Figure 11 – Model of FS-PLC and engineering tools layers

60

Figure B.1 – Single FS-PLC with single I/O and external watchdog (1oo1D)

81

Figure B.2 – Dual PE with single I/O and external watchdogs (1oo1D)

81

Figure B.3 – Dual PE with dual I/O, no inter-processor communication, and 1oo2 shutdown logic

82

Figure B.4 – Dual PE with dual I/O, inter-processor communication, and 1oo2D shutdown logic

83

Figure B.5 – Dual PE with dual I/O, no inter-processor communication, external watchdogs, and 2oo2 shutdown logic

83

Figure B.6 – Dual PE with dual I/O, inter-processor communication, external watchdogs, and 2oo2D shutdown logic

84

Figure B.7 – Triple PE with triple I/O, inter-processor communication, and 2oo3D shutdown logic

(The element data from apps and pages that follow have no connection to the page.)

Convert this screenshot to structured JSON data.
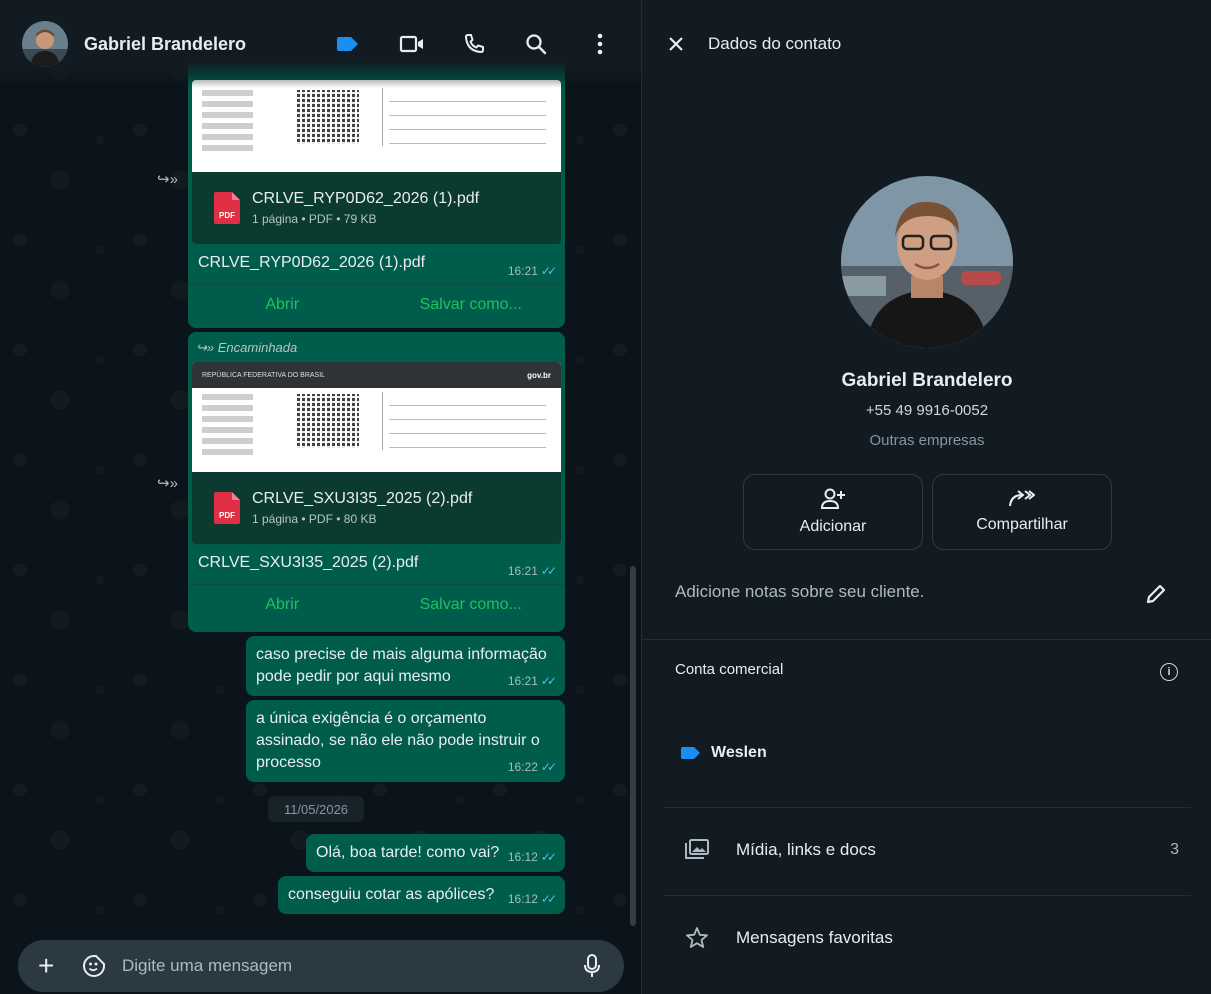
{
  "chat": {
    "contact_name": "Gabriel Brandelero",
    "header_icons": [
      "label-icon",
      "video-call-icon",
      "voice-call-icon",
      "search-icon",
      "more-options-icon"
    ],
    "forwarded_label": "Encaminhada",
    "documents": [
      {
        "file_name": "CRLVE_RYP0D62_2026 (1).pdf",
        "file_info": "1 página • PDF • 79 KB",
        "caption": "CRLVE_RYP0D62_2026 (1).pdf",
        "time": "16:21",
        "open_label": "Abrir",
        "save_label": "Salvar como...",
        "forwarded": false
      },
      {
        "file_name": "CRLVE_SXU3I35_2025 (2).pdf",
        "file_info": "1 página • PDF • 80 KB",
        "caption": "CRLVE_SXU3I35_2025 (2).pdf",
        "time": "16:21",
        "open_label": "Abrir",
        "save_label": "Salvar como...",
        "forwarded": true
      }
    ],
    "doc_header_text": "REPÚBLICA FEDERATIVA DO BRASIL",
    "doc_brand": "gov.br",
    "messages": [
      {
        "lines": [
          "caso precise de mais alguma informação",
          "pode pedir por aqui mesmo"
        ],
        "time": "16:21"
      },
      {
        "lines": [
          "a única exigência é o orçamento",
          "assinado, se não ele não pode instruir o",
          "processo"
        ],
        "time": "16:22"
      },
      {
        "lines": [
          "Olá, boa tarde! como vai?"
        ],
        "time": "16:12"
      },
      {
        "lines": [
          "conseguiu cotar as apólices?"
        ],
        "time": "16:12"
      }
    ],
    "date_separator": "11/05/2026",
    "composer_placeholder": "Digite uma mensagem"
  },
  "contact_panel": {
    "title": "Dados do contato",
    "name": "Gabriel Brandelero",
    "phone": "+55 49 9916-0052",
    "category": "Outras empresas",
    "add_label": "Adicionar",
    "share_label": "Compartilhar",
    "notes_placeholder": "Adicione notas sobre seu cliente.",
    "business_account_label": "Conta comercial",
    "label_name": "Weslen",
    "label_color": "#1b8ef2",
    "media_label": "Mídia, links e docs",
    "media_count": "3",
    "starred_label": "Mensagens favoritas"
  },
  "colors": {
    "outgoing_bubble": "#005c4b",
    "read_ticks": "#53bdeb",
    "action_green": "#25d366",
    "pdf_red": "#e02f44"
  }
}
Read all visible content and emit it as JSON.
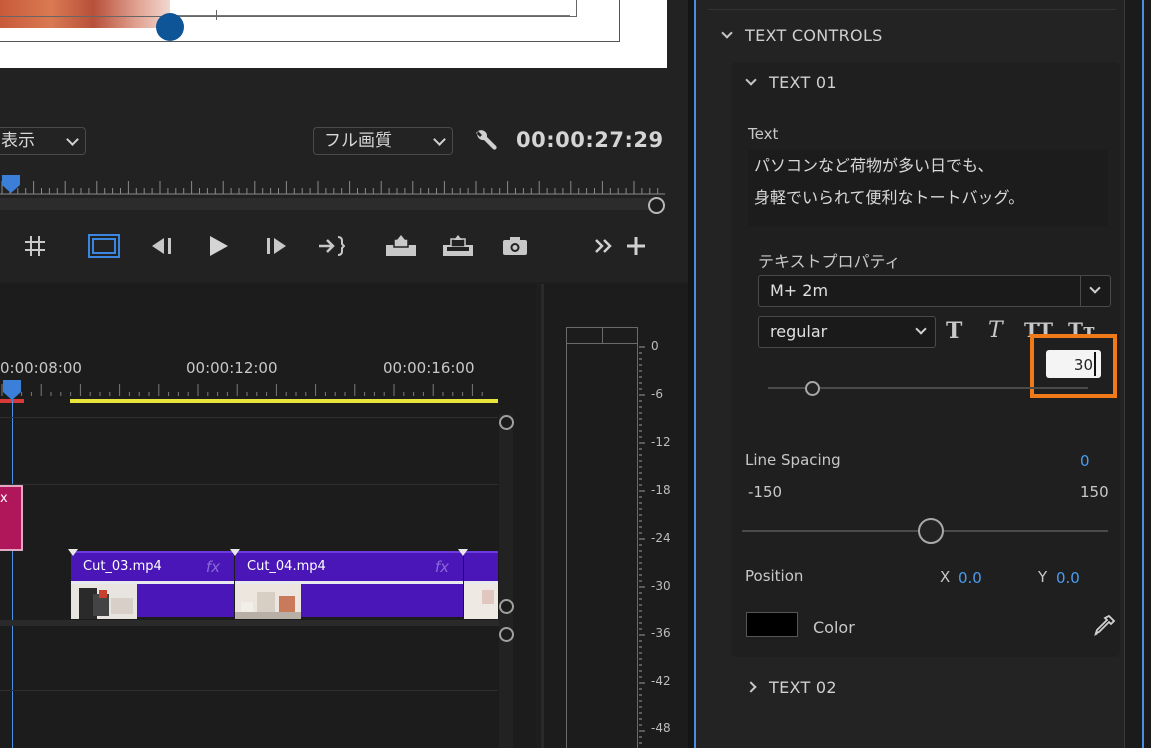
{
  "program_monitor": {
    "display_dropdown": "表示",
    "quality_dropdown": "フル画質",
    "timecode": "00:00:27:29"
  },
  "timeline": {
    "ruler_labels": [
      "0:00:08:00",
      "00:00:12:00",
      "00:00:16:00"
    ],
    "clips": [
      {
        "name": "Cut_03.mp4",
        "fx": "fx"
      },
      {
        "name": "Cut_04.mp4",
        "fx": "fx"
      }
    ],
    "pink_clip_fx": "x"
  },
  "audio_meter": {
    "scale": [
      "0",
      "-6",
      "-12",
      "-18",
      "-24",
      "-30",
      "-36",
      "-42",
      "-48"
    ]
  },
  "panel": {
    "section_title": "TEXT CONTROLS",
    "text01": {
      "title": "TEXT 01",
      "text_label": "Text",
      "text_line1": "パソコンなど荷物が多い日でも、",
      "text_line2": "身軽でいられて便利なトートバッグ。",
      "properties_label": "テキストプロパティ",
      "font": "M+ 2m",
      "font_style": "regular",
      "style_buttons": [
        "T",
        "T",
        "TT",
        "Tт"
      ],
      "font_size": "30",
      "line_spacing_label": "Line Spacing",
      "line_spacing_value": "0",
      "line_spacing_min": "-150",
      "line_spacing_max": "150",
      "position_label": "Position",
      "x_label": "X",
      "x_value": "0.0",
      "y_label": "Y",
      "y_value": "0.0",
      "color_label": "Color",
      "color_value": "#000000"
    },
    "text02": {
      "title": "TEXT 02"
    }
  },
  "colors": {
    "accent_blue": "#4a9cf0",
    "highlight_orange": "#f07a1a",
    "clip_purple": "#4a16b8",
    "clip_pink": "#b0175a",
    "work_area_yellow": "#e8e43a"
  }
}
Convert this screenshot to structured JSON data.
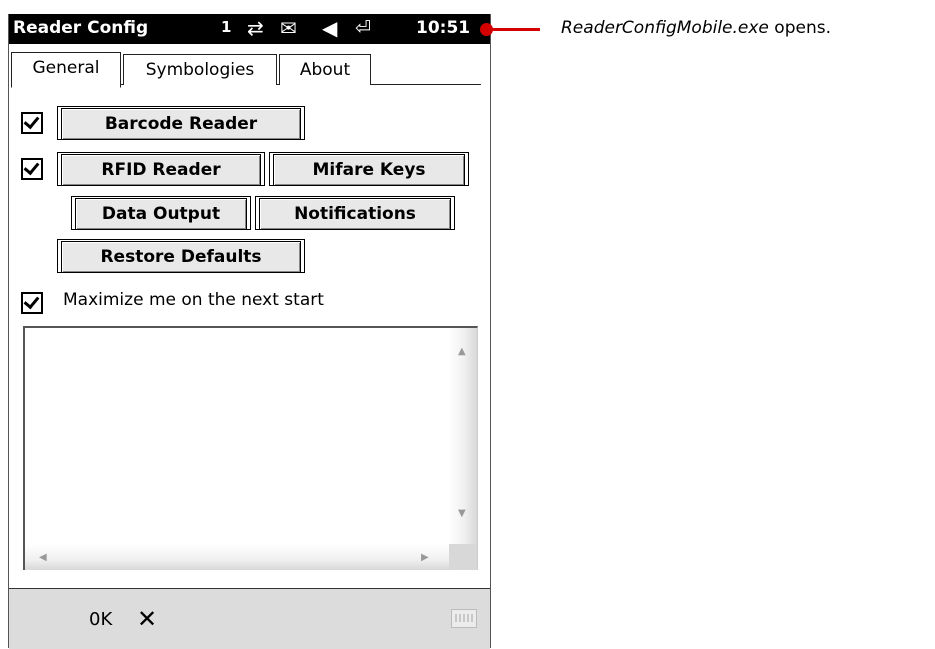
{
  "titlebar": {
    "title": "Reader Config",
    "signal": "1",
    "icons": [
      "sync-icon",
      "message-icon",
      "speaker-icon",
      "battery-icon"
    ],
    "clock": "10:51"
  },
  "callout": {
    "filename": "ReaderConfigMobile.exe",
    "suffix": " opens."
  },
  "tabs": [
    "General",
    "Symbologies",
    "About"
  ],
  "buttons": {
    "barcode": "Barcode Reader",
    "rfid": "RFID Reader",
    "mifare": "Mifare Keys",
    "data_output": "Data Output",
    "notifications": "Notifications",
    "restore": "Restore Defaults"
  },
  "checkboxes": {
    "barcode_checked": true,
    "rfid_checked": true,
    "maximize_checked": true
  },
  "maximize_label": "Maximize me on the next start",
  "bottombar": {
    "ok": "0K",
    "close": "✕"
  },
  "colors": {
    "accent": "#d40000",
    "titlebar": "#000000",
    "button_face": "#e8e8e8",
    "menubar": "#dcdcdc"
  }
}
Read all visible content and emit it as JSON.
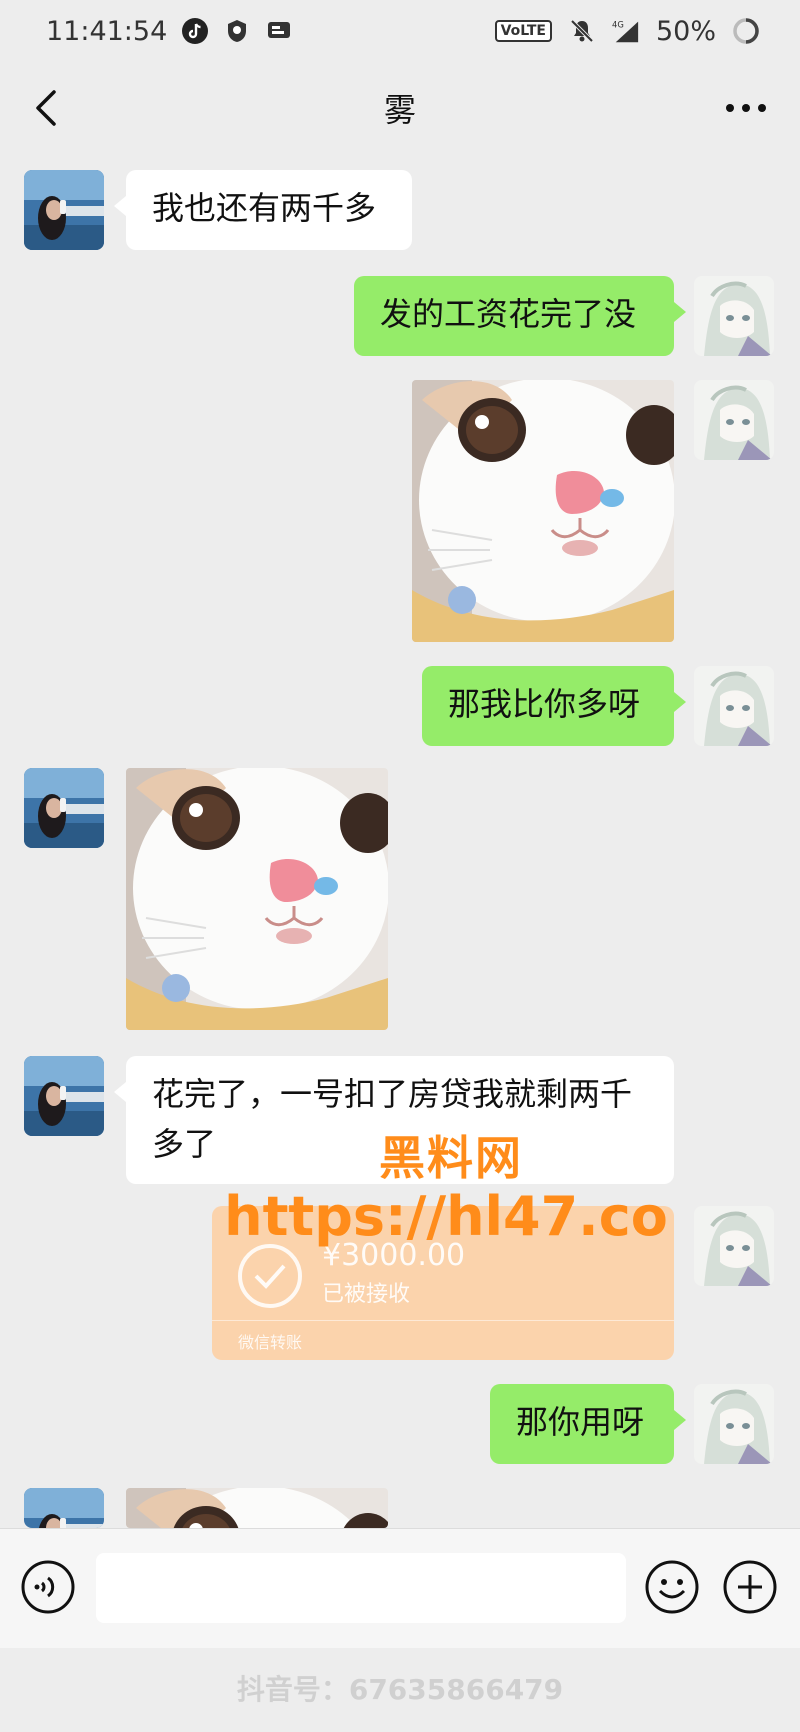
{
  "status_bar": {
    "time": "11:41:54",
    "network": "VoLTE",
    "signal": "4G",
    "battery": "50%"
  },
  "nav": {
    "title": "雾"
  },
  "messages": [
    {
      "side": "left",
      "type": "text",
      "text": "我也还有两千多"
    },
    {
      "side": "right",
      "type": "text",
      "text": "发的工资花完了没"
    },
    {
      "side": "right",
      "type": "sticker",
      "sticker": "crying-cat"
    },
    {
      "side": "right",
      "type": "text",
      "text": "那我比你多呀"
    },
    {
      "side": "left",
      "type": "sticker",
      "sticker": "crying-cat"
    },
    {
      "side": "left",
      "type": "text",
      "line1": "花完了，一号扣了房贷我就剩两千",
      "line2": "多了"
    },
    {
      "side": "right",
      "type": "transfer",
      "amount": "¥3000.00",
      "status": "已被接收",
      "footer": "微信转账"
    },
    {
      "side": "right",
      "type": "text",
      "text": "那你用呀"
    },
    {
      "side": "left",
      "type": "sticker",
      "sticker": "crying-cat"
    }
  ],
  "watermark": {
    "line1": "黑料网",
    "line2": "https://hl47.co"
  },
  "input_bar": {
    "placeholder": ""
  },
  "footer_watermark": "抖音号：67635866479",
  "colors": {
    "background": "#ededed",
    "bubble_self": "#95ec69",
    "bubble_other": "#ffffff",
    "transfer_card": "#fbd3ac",
    "watermark": "#ff8c1a"
  }
}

85

 

Table of Tables

Table 1 – Safety integrity levels for low demand mode of operation

35

Table 2 – Safety integrity levels for high demand or continuous mode of operation

36

Table 3 – Faults to be detected and notified (alarmed) to the application program

40

Table 4 – Hardware safety integrity – low complexity (type A) subsystem

41

Table 5 – Hardware safety integrity – high complexity (type B) subsystem

41

Table 6 – Faults or failures to be assumed when quantifying the effect of random hardware failures or to be taken into account in the derivation of safe failure fraction

50

Table 7 – Examples of tool classification

61

Table 8 – Performance criteria

65

Table 9 – Immunity test levels for enclosure port tests in general EMC environment

66

Table 10 – Immunity test levels in general EMC environment

67

Table 11 – Immunity test levels for enclosure port tests in specified EMC environment

68

Table 12 – Immunity test levels in specified EMC environment

69

Table 13 – Fault tolerance test, required effectiveness

71

Table 14 – Functional safety assessment Information

74

Table 15 – Minimum levels of independence of those carrying out functional safety assessment

75

Table E.1 – Criteria for estimation of common cause failure

90

Table E.2 – Estimation of common cause failure factor

91